» **Work to complete**
The answer must be one number: how many lines below contain the word "JSON".

*** Source material

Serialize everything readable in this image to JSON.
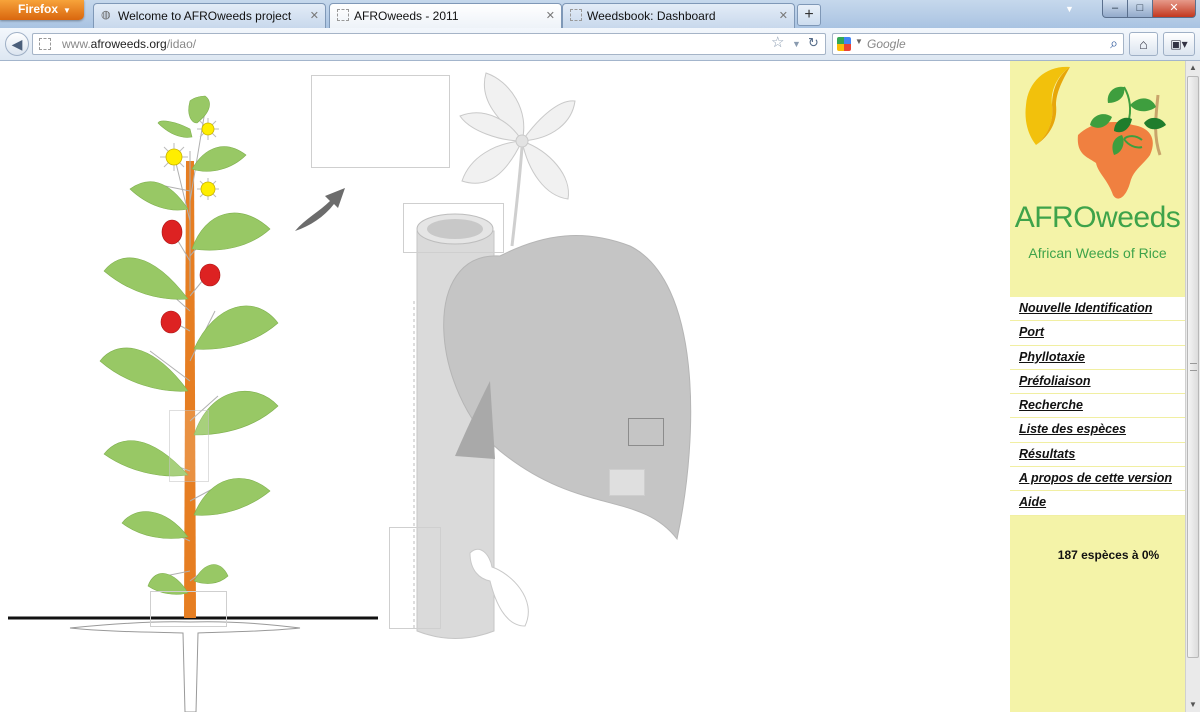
{
  "browser": {
    "app_button": "Firefox",
    "tabs": [
      {
        "label": "Welcome to AFROweeds project",
        "active": false
      },
      {
        "label": "AFROweeds - 2011",
        "active": true
      },
      {
        "label": "Weedsbook: Dashboard",
        "active": false
      }
    ],
    "new_tab": "+",
    "url_prefix": "www.",
    "url_domain": "afroweeds.org",
    "url_path": "/idao/",
    "search_placeholder": "Google",
    "window_controls": {
      "minimize": "–",
      "maximize": "□",
      "close": "✕"
    }
  },
  "sidebar": {
    "logo_title": "AFROweeds",
    "logo_subtitle": "African Weeds of Rice",
    "menu": [
      "Nouvelle Identification",
      "Port",
      "Phyllotaxie",
      "Préfoliaison",
      "Recherche",
      "Liste des espèces",
      "Résultats",
      "A propos de cette version",
      "Aide"
    ],
    "species_count": "187 espèces à 0%"
  },
  "colors": {
    "sidebar_bg": "#f4f3a8",
    "logo_green": "#3ea34a",
    "leaf_green": "#98c865",
    "stem_orange": "#e67e22",
    "fruit_red": "#dd2222",
    "flower_yellow": "#ffee00",
    "ghost_gray": "#cccccc"
  }
}
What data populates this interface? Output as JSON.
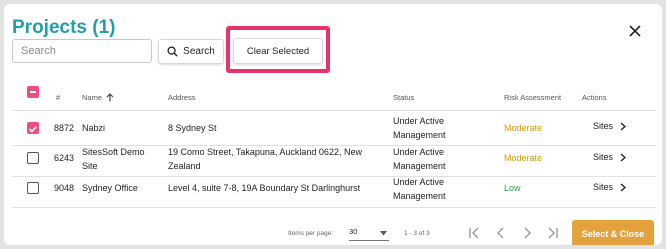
{
  "dialog": {
    "title": "Projects (1)"
  },
  "search": {
    "placeholder": "Search",
    "button_label": "Search",
    "clear_label": "Clear Selected"
  },
  "table": {
    "headers": {
      "num": "#",
      "name": "Name",
      "address": "Address",
      "status": "Status",
      "risk": "Risk Assessment",
      "actions": "Actions"
    },
    "rows": [
      {
        "checked": true,
        "num": "8872",
        "name": [
          "Nabzi"
        ],
        "address": [
          "8 Sydney St"
        ],
        "status": [
          "Under Active",
          "Management"
        ],
        "risk": "Moderate",
        "risk_color": "#d39a10",
        "action": "Sites"
      },
      {
        "checked": false,
        "num": "6243",
        "name": [
          "SitesSoft Demo",
          "Site"
        ],
        "address": [
          "19 Como Street, Takapuna, Auckland 0622, New",
          "Zealand"
        ],
        "status": [
          "Under Active",
          "Management"
        ],
        "risk": "Moderate",
        "risk_color": "#d39a10",
        "action": "Sites"
      },
      {
        "checked": false,
        "num": "9048",
        "name": [
          "Sydney Office"
        ],
        "address": [
          "Level 4, suite 7-8, 19A Boundary St Darlinghurst"
        ],
        "status": [
          "Under Active",
          "Management"
        ],
        "risk": "Low",
        "risk_color": "#2e9a45",
        "action": "Sites"
      }
    ]
  },
  "footer": {
    "items_per_page_label": "Items per page:",
    "items_per_page_value": "30",
    "range": "1 - 3 of 3",
    "primary_button": "Select & Close"
  },
  "colors": {
    "accent": "#21a0a6",
    "highlight": "#e8336a",
    "checkbox": "#ec4e82",
    "primary_button": "#e3a23c"
  }
}
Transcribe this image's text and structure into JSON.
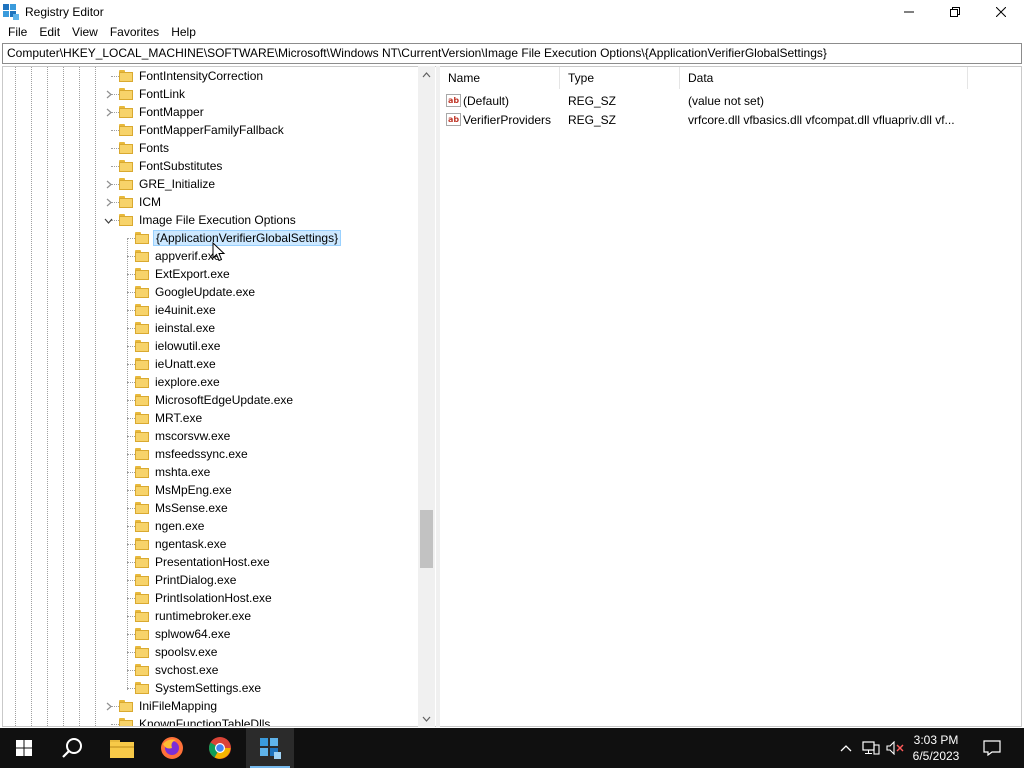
{
  "window": {
    "title": "Registry Editor",
    "controls": {
      "minimize": "minimize",
      "restore": "restore",
      "close": "close"
    }
  },
  "menu": [
    "File",
    "Edit",
    "View",
    "Favorites",
    "Help"
  ],
  "address": "Computer\\HKEY_LOCAL_MACHINE\\SOFTWARE\\Microsoft\\Windows NT\\CurrentVersion\\Image File Execution Options\\{ApplicationVerifierGlobalSettings}",
  "tree": {
    "parent_items": [
      {
        "label": "FontIntensityCorrection",
        "expandable": false
      },
      {
        "label": "FontLink",
        "expandable": true
      },
      {
        "label": "FontMapper",
        "expandable": true
      },
      {
        "label": "FontMapperFamilyFallback",
        "expandable": false
      },
      {
        "label": "Fonts",
        "expandable": false
      },
      {
        "label": "FontSubstitutes",
        "expandable": false
      },
      {
        "label": "GRE_Initialize",
        "expandable": true
      },
      {
        "label": "ICM",
        "expandable": true
      },
      {
        "label": "Image File Execution Options",
        "expandable": true,
        "expanded": true
      }
    ],
    "child_items": [
      {
        "label": "{ApplicationVerifierGlobalSettings}",
        "selected": true
      },
      {
        "label": "appverif.exe"
      },
      {
        "label": "ExtExport.exe"
      },
      {
        "label": "GoogleUpdate.exe"
      },
      {
        "label": "ie4uinit.exe"
      },
      {
        "label": "ieinstal.exe"
      },
      {
        "label": "ielowutil.exe"
      },
      {
        "label": "ieUnatt.exe"
      },
      {
        "label": "iexplore.exe"
      },
      {
        "label": "MicrosoftEdgeUpdate.exe"
      },
      {
        "label": "MRT.exe"
      },
      {
        "label": "mscorsvw.exe"
      },
      {
        "label": "msfeedssync.exe"
      },
      {
        "label": "mshta.exe"
      },
      {
        "label": "MsMpEng.exe"
      },
      {
        "label": "MsSense.exe"
      },
      {
        "label": "ngen.exe"
      },
      {
        "label": "ngentask.exe"
      },
      {
        "label": "PresentationHost.exe"
      },
      {
        "label": "PrintDialog.exe"
      },
      {
        "label": "PrintIsolationHost.exe"
      },
      {
        "label": "runtimebroker.exe"
      },
      {
        "label": "splwow64.exe"
      },
      {
        "label": "spoolsv.exe"
      },
      {
        "label": "svchost.exe"
      },
      {
        "label": "SystemSettings.exe"
      }
    ],
    "after_items": [
      {
        "label": "IniFileMapping",
        "expandable": true
      },
      {
        "label": "KnownFunctionTableDlls",
        "expandable": false
      }
    ]
  },
  "values": {
    "headers": {
      "name": "Name",
      "type": "Type",
      "data": "Data"
    },
    "rows": [
      {
        "icon": "ab",
        "name": "(Default)",
        "type": "REG_SZ",
        "data": "(value not set)"
      },
      {
        "icon": "ab",
        "name": "VerifierProviders",
        "type": "REG_SZ",
        "data": "vrfcore.dll vfbasics.dll vfcompat.dll vfluapriv.dll vf..."
      }
    ]
  },
  "taskbar": {
    "icons": [
      "windows-start-icon",
      "search-icon",
      "file-explorer-icon",
      "firefox-icon",
      "chrome-icon",
      "regedit-icon"
    ],
    "time": "3:03 PM",
    "date": "6/5/2023"
  },
  "colors": {
    "selection_bg": "#cce8ff",
    "folder": "#f7d36a",
    "taskbar": "#101010",
    "taskbar_active_indicator": "#76b9ed"
  }
}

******

» **Final answer**
3